» Given data
· · ·
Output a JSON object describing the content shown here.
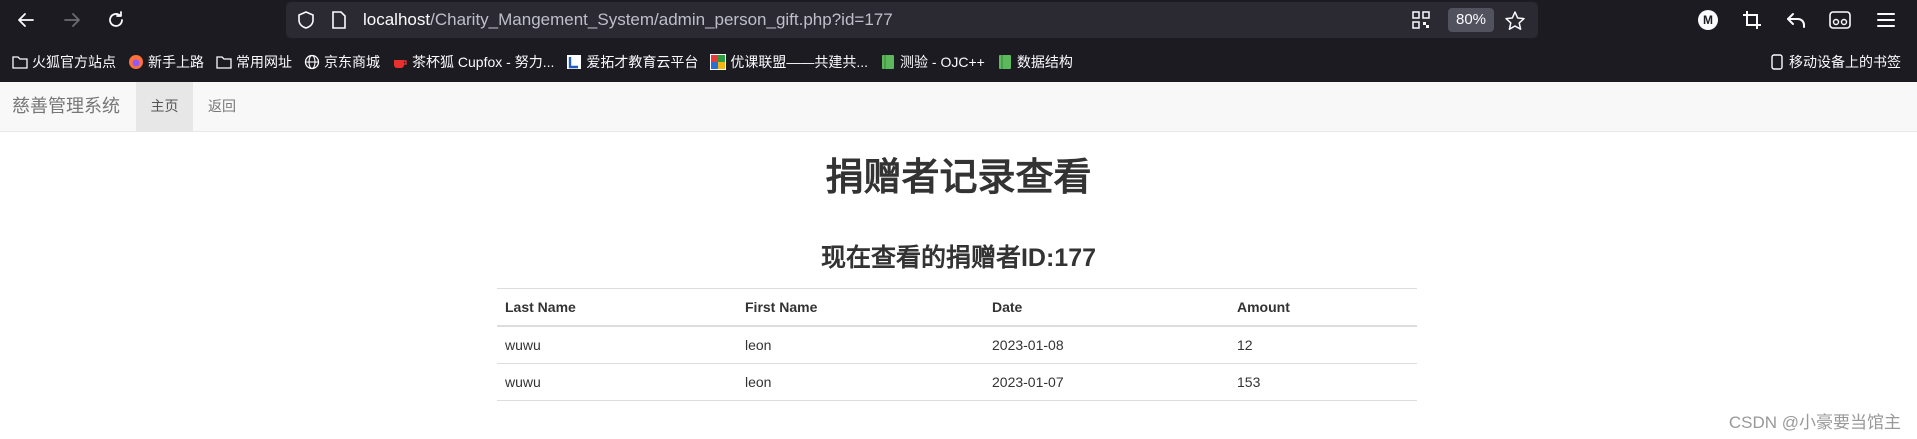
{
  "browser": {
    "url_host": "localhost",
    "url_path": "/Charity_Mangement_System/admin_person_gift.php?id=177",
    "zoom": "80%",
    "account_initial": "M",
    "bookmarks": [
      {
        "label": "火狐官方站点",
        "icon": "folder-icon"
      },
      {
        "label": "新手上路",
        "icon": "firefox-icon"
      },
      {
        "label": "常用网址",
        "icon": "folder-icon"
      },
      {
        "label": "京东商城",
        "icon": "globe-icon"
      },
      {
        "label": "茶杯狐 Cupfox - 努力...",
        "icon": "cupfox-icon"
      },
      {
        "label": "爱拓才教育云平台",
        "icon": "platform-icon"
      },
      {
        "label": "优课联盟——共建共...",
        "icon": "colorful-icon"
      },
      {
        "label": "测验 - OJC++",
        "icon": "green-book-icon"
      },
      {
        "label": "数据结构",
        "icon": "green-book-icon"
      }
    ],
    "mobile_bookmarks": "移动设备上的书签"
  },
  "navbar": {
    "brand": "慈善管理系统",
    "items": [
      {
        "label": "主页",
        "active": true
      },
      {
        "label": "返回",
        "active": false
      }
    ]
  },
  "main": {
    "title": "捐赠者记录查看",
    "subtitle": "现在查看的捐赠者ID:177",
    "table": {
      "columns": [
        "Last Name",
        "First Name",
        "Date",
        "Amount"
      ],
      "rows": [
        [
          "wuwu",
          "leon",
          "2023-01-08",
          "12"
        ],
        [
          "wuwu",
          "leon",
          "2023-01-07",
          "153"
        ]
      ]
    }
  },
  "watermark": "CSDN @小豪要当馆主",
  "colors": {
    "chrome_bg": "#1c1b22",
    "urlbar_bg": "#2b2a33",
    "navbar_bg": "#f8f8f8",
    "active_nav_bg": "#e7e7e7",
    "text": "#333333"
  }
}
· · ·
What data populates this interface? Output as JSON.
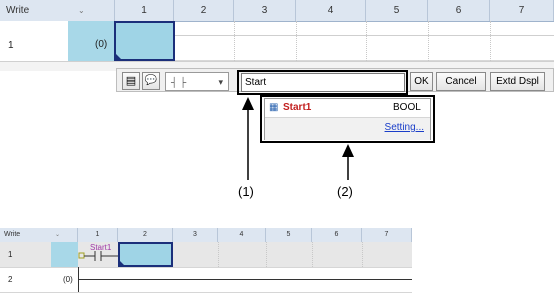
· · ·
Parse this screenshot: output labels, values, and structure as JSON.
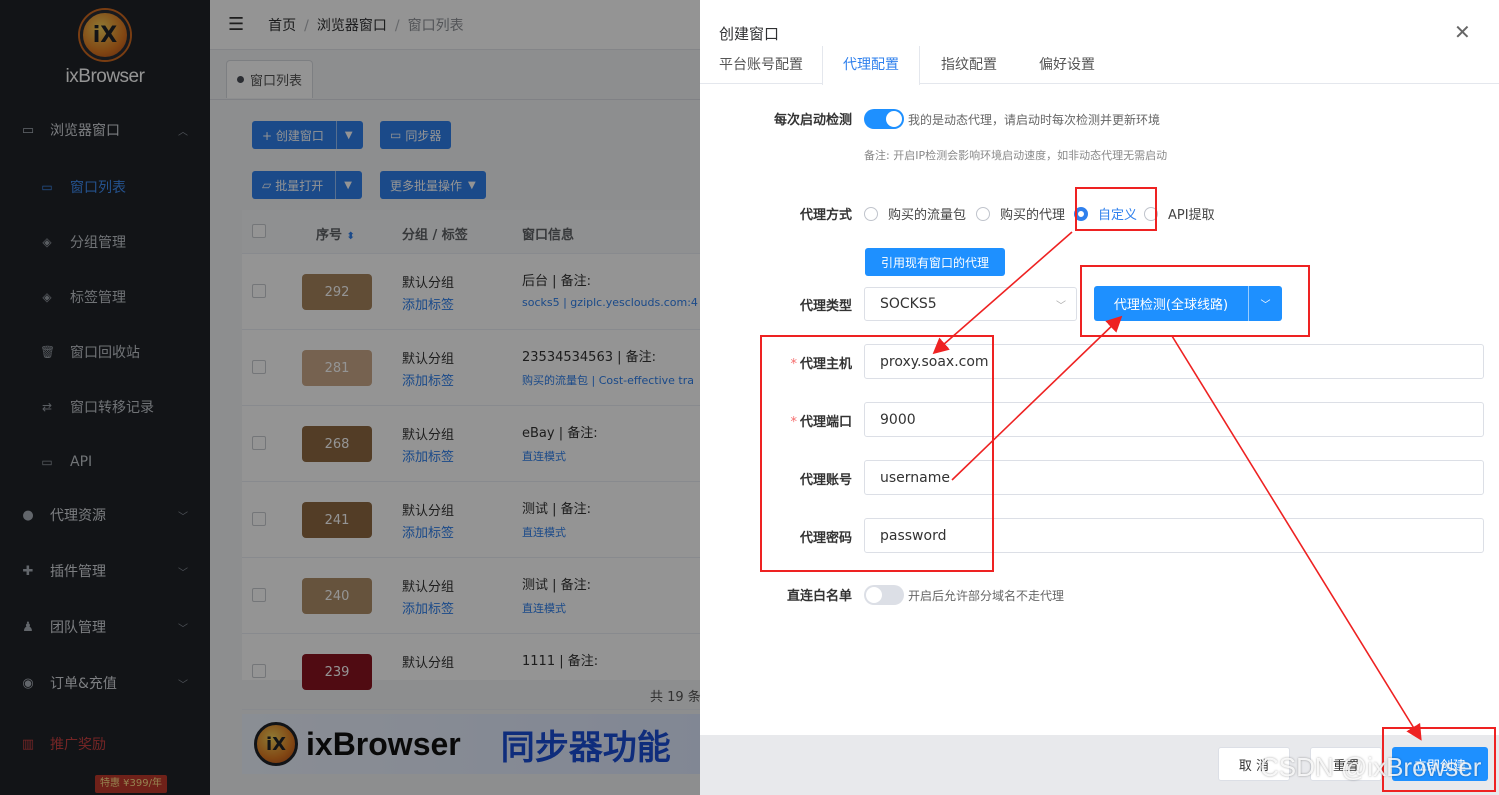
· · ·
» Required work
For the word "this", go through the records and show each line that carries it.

» Task result
What data populates this interface? Output as JSON.
Parse this screenshot: output labels, values, and structure as JSON.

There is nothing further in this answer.